[ENTRIES PROVIDED — start]

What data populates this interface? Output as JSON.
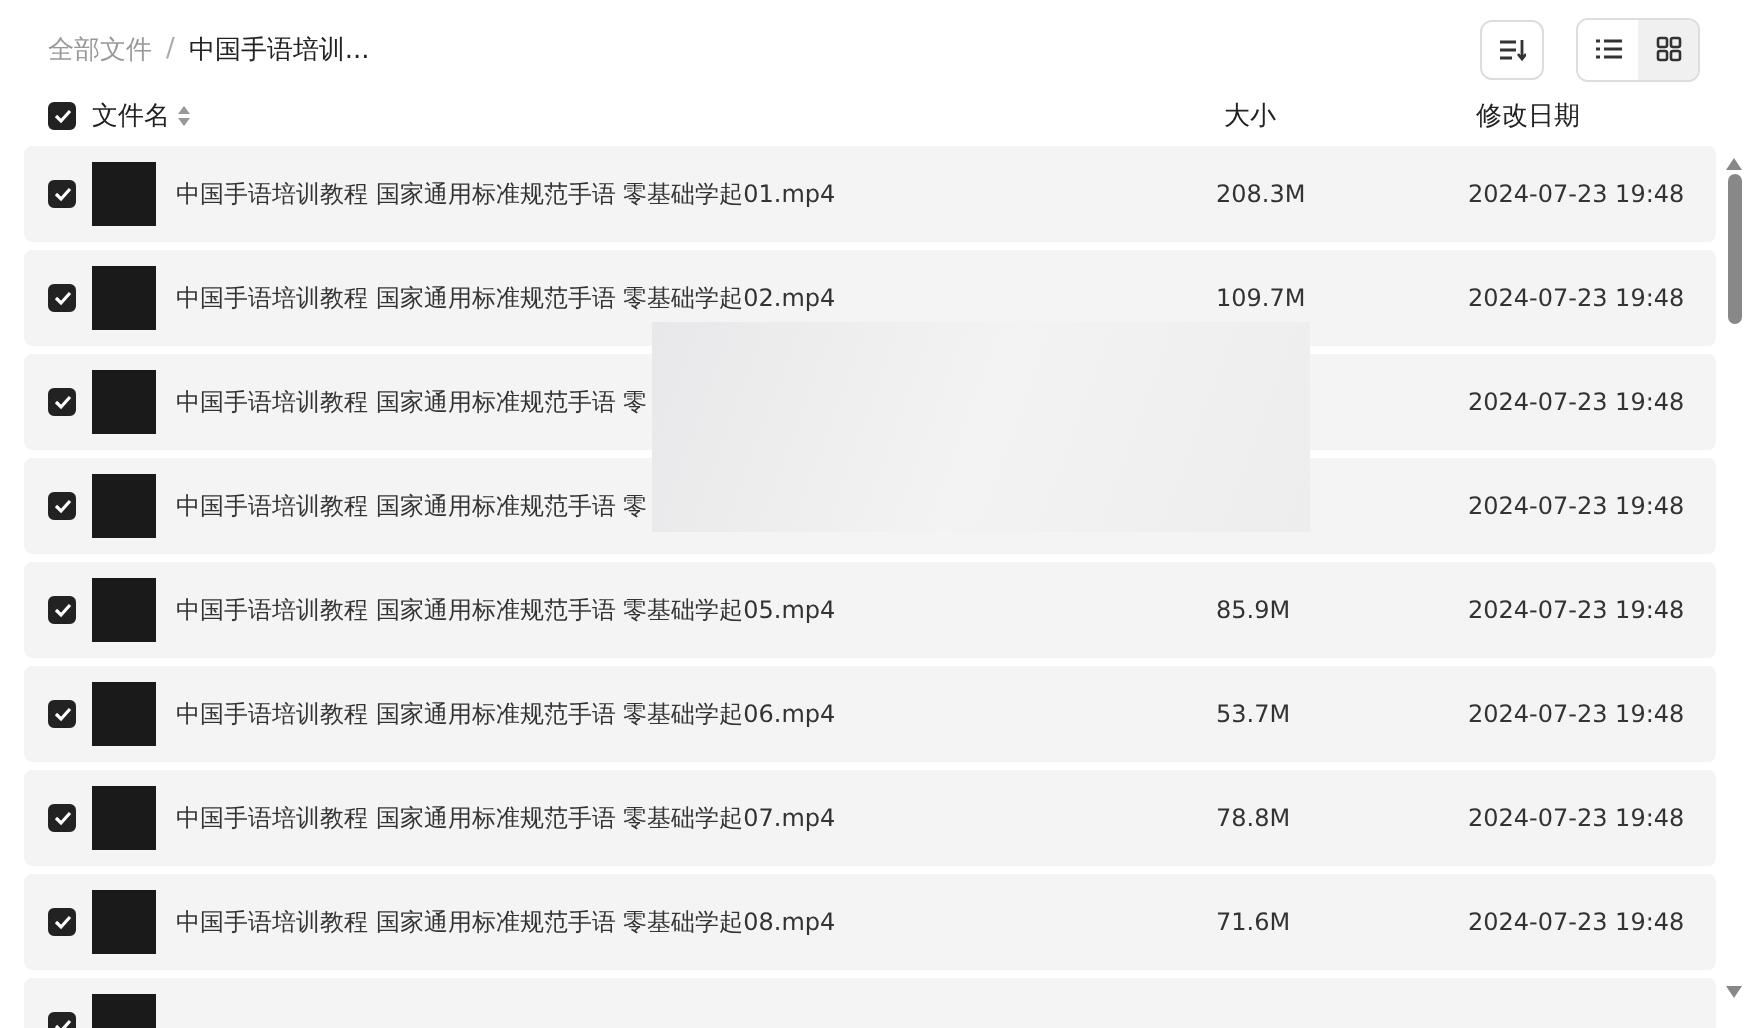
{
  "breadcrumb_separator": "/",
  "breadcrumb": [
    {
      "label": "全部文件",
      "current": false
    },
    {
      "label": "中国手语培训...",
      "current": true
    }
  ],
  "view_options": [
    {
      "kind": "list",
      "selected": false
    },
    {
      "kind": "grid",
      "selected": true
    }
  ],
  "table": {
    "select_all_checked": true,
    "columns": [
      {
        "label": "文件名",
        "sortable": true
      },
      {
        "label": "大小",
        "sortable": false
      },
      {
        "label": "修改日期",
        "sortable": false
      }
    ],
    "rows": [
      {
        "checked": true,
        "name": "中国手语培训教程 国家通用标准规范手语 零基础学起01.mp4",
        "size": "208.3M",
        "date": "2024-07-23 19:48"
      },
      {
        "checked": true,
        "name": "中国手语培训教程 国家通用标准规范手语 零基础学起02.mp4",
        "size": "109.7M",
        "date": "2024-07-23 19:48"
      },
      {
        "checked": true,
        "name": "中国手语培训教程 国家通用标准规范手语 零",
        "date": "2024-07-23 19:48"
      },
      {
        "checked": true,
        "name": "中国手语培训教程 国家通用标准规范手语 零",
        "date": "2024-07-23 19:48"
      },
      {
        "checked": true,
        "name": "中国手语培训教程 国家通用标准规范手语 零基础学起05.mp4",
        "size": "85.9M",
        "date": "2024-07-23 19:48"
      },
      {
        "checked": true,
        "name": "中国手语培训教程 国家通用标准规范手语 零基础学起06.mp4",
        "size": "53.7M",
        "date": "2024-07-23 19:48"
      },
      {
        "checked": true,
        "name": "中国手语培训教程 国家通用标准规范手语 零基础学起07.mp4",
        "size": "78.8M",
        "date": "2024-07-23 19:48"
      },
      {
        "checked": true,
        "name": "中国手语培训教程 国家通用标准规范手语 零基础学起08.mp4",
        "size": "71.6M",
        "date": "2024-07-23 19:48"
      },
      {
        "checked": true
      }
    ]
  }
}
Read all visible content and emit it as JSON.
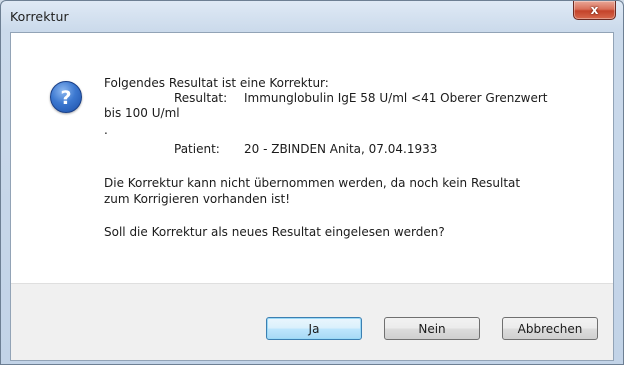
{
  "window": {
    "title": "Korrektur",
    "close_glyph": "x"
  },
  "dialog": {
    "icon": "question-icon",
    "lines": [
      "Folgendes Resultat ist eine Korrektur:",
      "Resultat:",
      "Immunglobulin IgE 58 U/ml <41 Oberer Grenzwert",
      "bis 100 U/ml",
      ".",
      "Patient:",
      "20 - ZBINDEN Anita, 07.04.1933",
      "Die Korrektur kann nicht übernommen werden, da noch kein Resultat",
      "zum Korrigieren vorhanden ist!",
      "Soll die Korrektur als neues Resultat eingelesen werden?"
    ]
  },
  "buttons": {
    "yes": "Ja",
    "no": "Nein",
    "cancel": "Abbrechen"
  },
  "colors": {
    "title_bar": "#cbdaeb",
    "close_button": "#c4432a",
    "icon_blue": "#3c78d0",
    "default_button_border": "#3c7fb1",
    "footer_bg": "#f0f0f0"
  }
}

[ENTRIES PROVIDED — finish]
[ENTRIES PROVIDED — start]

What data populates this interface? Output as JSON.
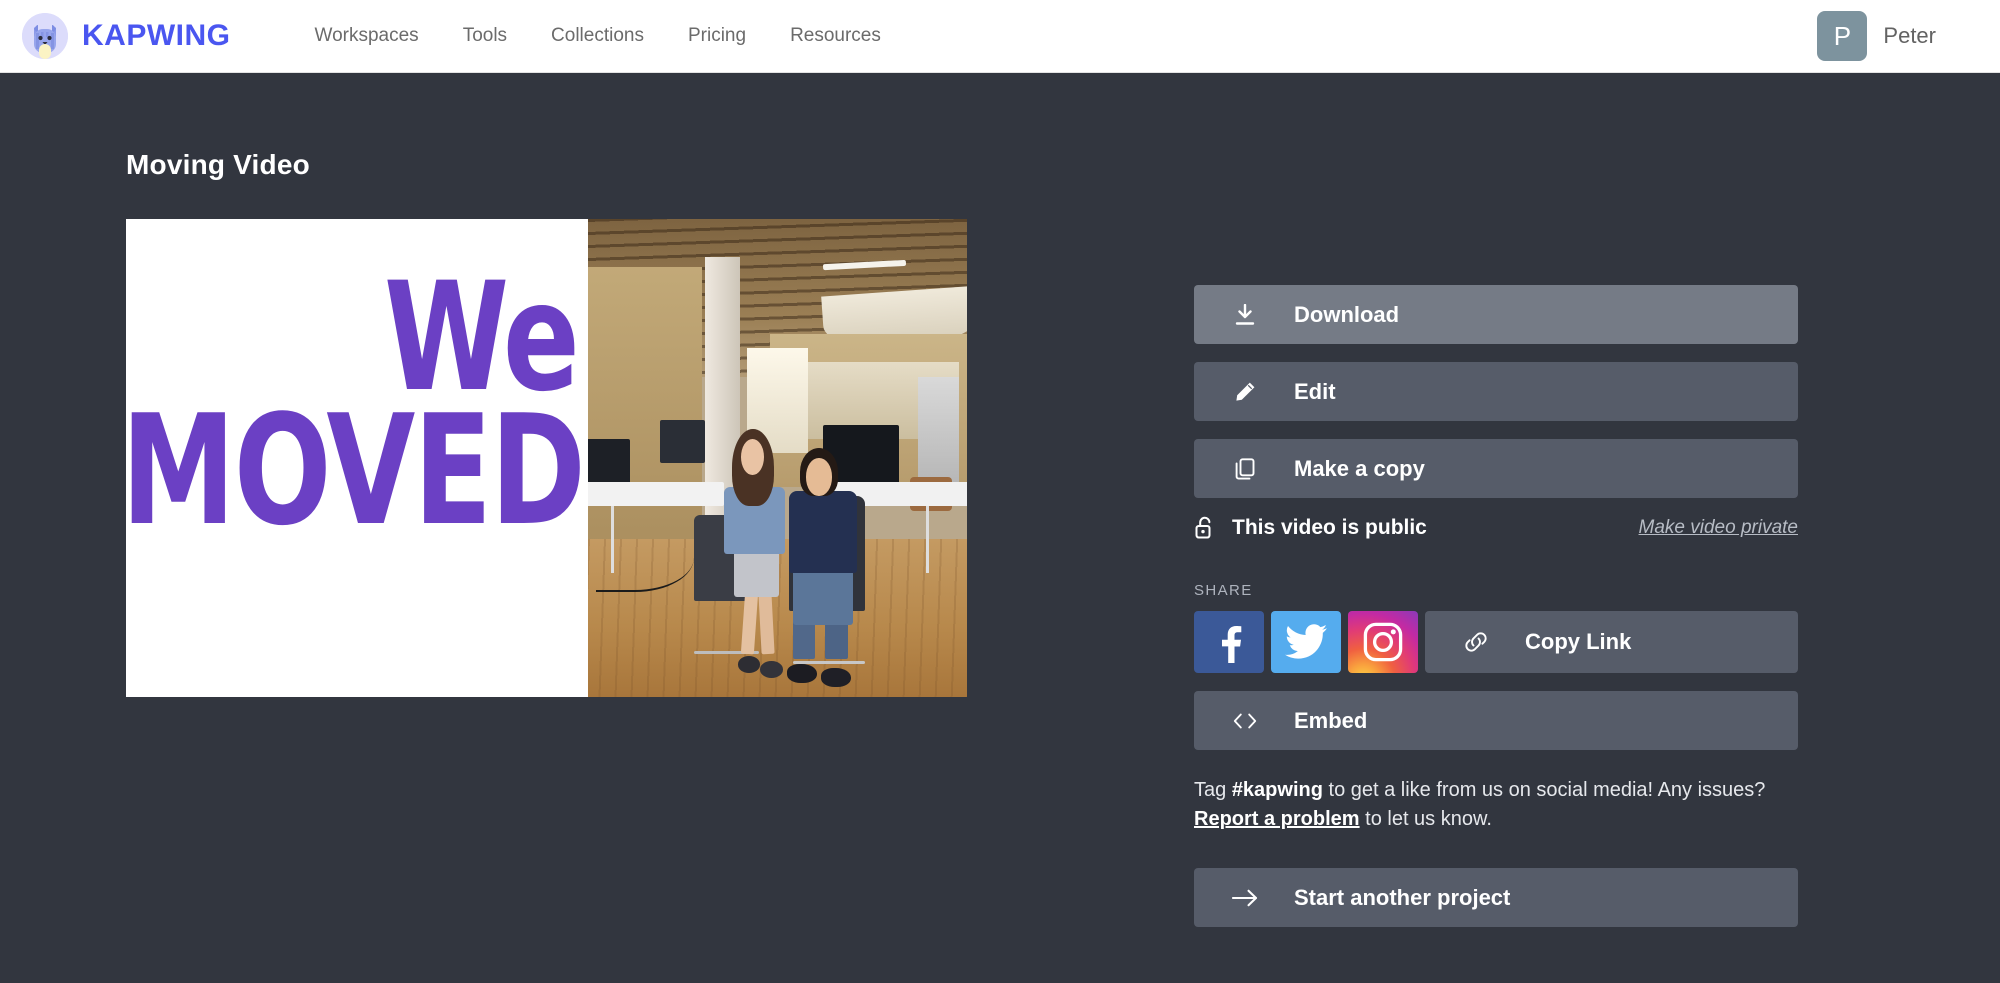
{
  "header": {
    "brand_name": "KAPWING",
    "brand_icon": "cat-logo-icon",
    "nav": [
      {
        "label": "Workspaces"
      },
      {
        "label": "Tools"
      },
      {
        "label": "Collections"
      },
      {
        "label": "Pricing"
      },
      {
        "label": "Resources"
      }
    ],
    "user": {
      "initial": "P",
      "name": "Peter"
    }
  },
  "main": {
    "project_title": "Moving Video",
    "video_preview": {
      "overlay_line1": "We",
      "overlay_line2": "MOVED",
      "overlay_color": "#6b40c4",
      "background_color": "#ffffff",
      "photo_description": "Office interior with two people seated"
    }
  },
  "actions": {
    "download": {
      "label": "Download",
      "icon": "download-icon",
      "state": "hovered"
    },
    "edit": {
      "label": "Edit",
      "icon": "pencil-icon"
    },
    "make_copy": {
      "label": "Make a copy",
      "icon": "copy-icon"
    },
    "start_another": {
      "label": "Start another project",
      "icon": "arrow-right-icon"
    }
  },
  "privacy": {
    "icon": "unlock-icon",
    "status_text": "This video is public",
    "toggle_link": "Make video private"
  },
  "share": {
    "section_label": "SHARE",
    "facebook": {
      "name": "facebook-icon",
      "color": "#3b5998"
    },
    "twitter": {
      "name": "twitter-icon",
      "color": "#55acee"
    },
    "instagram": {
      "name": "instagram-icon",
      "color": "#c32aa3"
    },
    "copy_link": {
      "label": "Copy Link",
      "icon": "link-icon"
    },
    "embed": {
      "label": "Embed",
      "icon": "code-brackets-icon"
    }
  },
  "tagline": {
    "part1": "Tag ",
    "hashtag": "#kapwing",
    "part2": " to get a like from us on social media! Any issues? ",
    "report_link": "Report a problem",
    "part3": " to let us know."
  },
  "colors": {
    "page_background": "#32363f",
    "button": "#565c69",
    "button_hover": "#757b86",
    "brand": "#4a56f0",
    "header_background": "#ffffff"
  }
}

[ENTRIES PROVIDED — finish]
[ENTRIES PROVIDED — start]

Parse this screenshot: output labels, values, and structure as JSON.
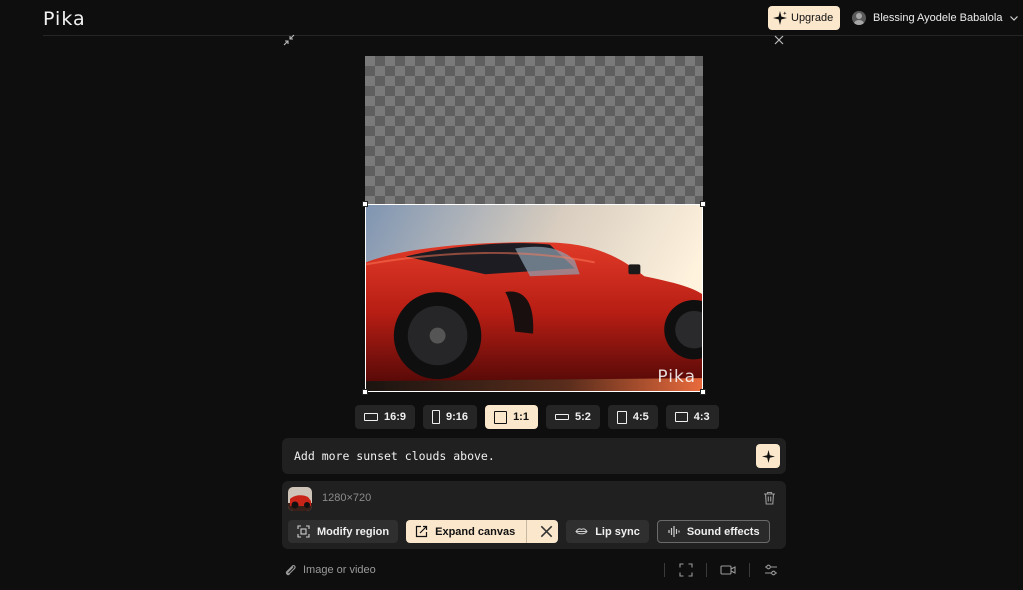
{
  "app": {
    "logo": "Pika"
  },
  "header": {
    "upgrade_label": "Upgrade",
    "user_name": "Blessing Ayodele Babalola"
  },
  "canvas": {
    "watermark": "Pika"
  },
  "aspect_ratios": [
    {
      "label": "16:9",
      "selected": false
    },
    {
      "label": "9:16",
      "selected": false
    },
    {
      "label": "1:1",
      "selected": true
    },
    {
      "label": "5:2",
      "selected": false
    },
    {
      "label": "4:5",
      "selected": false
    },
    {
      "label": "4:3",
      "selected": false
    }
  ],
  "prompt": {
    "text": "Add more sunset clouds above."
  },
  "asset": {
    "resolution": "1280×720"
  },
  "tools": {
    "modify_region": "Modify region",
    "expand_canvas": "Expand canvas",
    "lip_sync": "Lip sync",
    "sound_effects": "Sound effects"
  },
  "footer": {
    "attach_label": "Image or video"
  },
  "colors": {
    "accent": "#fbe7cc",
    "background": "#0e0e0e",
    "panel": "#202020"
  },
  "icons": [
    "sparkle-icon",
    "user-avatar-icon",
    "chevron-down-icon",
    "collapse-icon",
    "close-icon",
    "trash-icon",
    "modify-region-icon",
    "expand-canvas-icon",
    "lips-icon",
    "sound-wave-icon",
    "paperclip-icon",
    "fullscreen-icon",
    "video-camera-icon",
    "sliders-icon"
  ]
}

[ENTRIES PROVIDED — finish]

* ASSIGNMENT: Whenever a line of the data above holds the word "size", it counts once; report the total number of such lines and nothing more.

* OUTPUT BELOW: 6